    Divall, Pip; Aujla, Randeep; Sheikh, Nomaan; Bhowal, Bhaskar; Dias, Joseph (2017)
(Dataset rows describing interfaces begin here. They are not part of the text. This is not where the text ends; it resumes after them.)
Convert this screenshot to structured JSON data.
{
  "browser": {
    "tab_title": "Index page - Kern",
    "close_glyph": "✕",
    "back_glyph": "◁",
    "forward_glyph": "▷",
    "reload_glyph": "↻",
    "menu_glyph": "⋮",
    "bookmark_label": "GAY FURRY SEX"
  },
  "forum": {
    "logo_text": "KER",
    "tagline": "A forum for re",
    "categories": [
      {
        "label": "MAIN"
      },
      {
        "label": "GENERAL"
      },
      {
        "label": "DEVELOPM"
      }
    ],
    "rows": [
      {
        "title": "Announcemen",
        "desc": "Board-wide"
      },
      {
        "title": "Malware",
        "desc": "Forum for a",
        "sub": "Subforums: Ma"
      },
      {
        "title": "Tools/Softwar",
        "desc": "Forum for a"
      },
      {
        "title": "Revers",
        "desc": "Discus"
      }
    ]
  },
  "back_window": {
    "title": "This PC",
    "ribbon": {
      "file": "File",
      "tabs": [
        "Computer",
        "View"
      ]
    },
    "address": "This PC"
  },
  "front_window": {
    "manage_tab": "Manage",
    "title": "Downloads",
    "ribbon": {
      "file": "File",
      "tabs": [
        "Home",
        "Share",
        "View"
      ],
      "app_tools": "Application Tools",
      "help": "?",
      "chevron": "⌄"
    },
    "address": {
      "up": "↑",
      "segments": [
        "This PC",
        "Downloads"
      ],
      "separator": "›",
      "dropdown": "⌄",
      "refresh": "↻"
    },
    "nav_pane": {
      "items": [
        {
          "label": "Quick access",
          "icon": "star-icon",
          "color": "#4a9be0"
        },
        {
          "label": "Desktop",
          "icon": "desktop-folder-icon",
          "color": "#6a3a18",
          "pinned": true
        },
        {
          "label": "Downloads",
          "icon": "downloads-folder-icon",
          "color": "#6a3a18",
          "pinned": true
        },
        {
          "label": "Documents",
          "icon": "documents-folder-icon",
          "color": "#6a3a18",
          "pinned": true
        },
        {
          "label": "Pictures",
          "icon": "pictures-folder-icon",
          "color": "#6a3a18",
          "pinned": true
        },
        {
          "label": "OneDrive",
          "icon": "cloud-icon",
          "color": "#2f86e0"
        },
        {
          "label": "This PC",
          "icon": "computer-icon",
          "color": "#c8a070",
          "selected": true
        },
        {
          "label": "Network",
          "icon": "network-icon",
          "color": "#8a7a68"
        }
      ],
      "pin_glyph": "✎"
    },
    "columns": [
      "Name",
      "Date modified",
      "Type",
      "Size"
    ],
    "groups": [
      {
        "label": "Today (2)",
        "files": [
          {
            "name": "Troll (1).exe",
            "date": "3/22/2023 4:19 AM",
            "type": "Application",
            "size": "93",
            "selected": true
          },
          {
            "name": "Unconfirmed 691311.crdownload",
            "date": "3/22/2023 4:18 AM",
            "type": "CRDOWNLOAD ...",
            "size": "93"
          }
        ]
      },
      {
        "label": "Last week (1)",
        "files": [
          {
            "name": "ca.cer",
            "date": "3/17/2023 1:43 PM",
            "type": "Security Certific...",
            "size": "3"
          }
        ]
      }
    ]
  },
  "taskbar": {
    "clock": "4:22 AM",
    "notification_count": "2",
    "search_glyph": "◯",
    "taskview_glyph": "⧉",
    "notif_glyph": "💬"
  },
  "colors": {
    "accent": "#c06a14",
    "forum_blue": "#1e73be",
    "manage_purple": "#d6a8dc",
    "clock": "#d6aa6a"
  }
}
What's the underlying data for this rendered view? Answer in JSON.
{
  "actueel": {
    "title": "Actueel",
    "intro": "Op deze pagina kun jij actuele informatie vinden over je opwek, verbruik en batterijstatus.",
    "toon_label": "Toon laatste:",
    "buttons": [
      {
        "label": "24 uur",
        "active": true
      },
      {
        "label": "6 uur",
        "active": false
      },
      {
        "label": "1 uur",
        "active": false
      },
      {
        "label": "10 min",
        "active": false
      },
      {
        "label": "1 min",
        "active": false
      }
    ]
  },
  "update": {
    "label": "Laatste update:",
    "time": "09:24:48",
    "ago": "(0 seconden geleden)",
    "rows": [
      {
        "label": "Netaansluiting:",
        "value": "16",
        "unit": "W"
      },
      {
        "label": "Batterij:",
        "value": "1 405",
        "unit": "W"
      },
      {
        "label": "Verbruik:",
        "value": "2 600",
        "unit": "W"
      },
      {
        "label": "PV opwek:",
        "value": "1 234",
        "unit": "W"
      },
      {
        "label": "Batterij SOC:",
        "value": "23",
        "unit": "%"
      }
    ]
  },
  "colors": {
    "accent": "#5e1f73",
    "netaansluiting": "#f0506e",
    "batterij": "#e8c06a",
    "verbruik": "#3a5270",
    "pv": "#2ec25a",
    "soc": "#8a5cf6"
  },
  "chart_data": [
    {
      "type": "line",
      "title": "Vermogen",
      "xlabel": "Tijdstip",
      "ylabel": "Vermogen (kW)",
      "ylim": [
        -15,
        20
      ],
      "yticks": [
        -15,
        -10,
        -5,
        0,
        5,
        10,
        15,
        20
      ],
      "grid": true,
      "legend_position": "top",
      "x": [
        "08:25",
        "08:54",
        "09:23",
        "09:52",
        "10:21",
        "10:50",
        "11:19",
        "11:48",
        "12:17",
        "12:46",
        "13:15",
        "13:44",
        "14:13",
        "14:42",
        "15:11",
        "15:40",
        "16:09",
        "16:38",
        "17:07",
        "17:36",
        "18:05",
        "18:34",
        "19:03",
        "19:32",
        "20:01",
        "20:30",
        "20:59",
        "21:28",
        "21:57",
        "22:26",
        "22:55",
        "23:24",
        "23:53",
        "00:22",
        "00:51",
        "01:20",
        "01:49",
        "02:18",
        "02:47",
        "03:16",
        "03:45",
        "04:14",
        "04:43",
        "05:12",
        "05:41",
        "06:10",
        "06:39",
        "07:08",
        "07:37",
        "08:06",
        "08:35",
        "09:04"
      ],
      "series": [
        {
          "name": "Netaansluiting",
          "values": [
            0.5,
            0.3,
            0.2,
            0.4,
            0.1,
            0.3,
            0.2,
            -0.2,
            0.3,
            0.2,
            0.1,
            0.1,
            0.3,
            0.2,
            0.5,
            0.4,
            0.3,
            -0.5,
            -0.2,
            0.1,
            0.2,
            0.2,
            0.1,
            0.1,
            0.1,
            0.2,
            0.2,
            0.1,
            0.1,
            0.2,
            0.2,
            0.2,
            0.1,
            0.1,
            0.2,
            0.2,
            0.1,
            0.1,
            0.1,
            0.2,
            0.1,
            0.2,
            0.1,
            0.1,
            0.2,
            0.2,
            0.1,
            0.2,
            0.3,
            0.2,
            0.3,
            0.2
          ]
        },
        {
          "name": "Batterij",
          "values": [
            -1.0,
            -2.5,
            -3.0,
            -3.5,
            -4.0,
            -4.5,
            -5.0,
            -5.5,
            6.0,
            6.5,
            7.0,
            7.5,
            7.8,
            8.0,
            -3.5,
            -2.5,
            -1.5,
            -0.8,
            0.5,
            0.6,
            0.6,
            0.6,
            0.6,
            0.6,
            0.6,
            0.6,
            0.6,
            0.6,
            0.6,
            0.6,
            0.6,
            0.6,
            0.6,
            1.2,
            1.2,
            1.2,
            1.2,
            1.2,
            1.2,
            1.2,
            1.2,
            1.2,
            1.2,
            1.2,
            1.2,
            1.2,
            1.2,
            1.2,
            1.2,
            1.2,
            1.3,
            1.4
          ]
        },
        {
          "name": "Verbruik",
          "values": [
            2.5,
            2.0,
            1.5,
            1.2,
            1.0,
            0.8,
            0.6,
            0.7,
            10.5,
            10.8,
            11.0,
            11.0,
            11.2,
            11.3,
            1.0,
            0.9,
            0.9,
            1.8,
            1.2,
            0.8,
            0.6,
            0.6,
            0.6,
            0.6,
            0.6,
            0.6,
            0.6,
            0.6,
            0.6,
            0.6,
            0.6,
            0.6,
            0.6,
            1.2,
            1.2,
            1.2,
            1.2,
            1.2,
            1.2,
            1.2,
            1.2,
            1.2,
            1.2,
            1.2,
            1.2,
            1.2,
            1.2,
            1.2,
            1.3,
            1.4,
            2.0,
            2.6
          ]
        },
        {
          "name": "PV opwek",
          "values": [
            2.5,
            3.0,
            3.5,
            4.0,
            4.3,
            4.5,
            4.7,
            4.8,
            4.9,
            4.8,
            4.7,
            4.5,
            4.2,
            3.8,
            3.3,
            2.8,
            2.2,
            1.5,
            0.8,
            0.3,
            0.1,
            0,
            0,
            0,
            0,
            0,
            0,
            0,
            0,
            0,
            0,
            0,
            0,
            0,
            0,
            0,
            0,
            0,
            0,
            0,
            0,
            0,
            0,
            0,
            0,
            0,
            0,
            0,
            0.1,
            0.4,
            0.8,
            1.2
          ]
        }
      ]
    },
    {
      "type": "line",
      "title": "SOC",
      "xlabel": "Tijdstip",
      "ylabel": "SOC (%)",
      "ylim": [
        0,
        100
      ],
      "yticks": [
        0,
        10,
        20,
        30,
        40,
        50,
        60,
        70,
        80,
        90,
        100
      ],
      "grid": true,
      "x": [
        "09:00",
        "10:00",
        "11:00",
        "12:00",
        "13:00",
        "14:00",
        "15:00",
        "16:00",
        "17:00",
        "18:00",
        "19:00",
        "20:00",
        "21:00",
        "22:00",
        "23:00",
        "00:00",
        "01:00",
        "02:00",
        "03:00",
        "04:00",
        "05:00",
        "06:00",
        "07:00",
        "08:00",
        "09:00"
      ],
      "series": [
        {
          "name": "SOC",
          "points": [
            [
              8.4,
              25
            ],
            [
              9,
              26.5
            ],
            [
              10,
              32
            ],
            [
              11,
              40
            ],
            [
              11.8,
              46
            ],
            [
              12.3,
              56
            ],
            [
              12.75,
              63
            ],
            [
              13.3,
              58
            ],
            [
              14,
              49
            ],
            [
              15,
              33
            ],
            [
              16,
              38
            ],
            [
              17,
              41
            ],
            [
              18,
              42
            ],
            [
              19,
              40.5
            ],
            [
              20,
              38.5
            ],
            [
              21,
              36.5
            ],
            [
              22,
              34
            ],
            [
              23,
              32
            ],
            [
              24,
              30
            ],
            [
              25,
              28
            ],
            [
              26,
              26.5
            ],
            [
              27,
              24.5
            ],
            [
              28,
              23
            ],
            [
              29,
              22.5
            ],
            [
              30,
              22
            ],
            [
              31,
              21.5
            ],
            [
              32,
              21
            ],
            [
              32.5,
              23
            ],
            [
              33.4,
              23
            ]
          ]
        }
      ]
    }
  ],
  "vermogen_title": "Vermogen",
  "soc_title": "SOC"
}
    Aims: We performed a systematic review of the current literature regarding the outcomes of unconstrained metacarpophalangeal joint (MCPJ) arthroplasty. Materials and methods: We initially identified 1305 studies, and 406 were found to be duplicates. After exclusion criteria were applied, seven studies were included. Outcomes extracted included pre- and post-operative pain visual analogue scores, range of movement (ROM), strength of pinch and grip, satisfaction and patient reported outcome measures (PROMs). Clinical and radiological complications were recorded. The results are presented in three groups based on the design of the arthroplasty and the aetiology (pyrocarbon-osteoarthritis (pyro-OA), pyrocarbon-inflammatory arthritis (pyro-IA), metal-on-polyethylene (MoP)). Results: Results show that pyrocarbon implants provide an 85% reduction in pain, 144% increase of pinch grip and 13° improvements in ROM for both OA and IA combined. Patients receiving MoP arthroplasties had a reduction in pinch strength. Satisfaction rates were 91% and 92% for pyrocarbon-OA and pyrocarbon-IA groups, respectively. There were nine failures in 87 joints (10.3%) over a mean follow-up of 5.5 years (1.0 to 14.3) for pyro-OA. There were 18 failures in 149 joints (12.1%) over a mean period of 6.6 years (1.0 to 16.0) for pyro-IA. Meta-analysis was not possible due to the heterogeneity of the studies and the limited presentation of data. Conclusion: We would recommend prospective data collection for small joint arthroplasties of the hand consisting of PROMs that would allow clinicians to come to stronger conclusions about the impact on function of replacing the MCPJs. A national joint registry may be the best way to achieve this.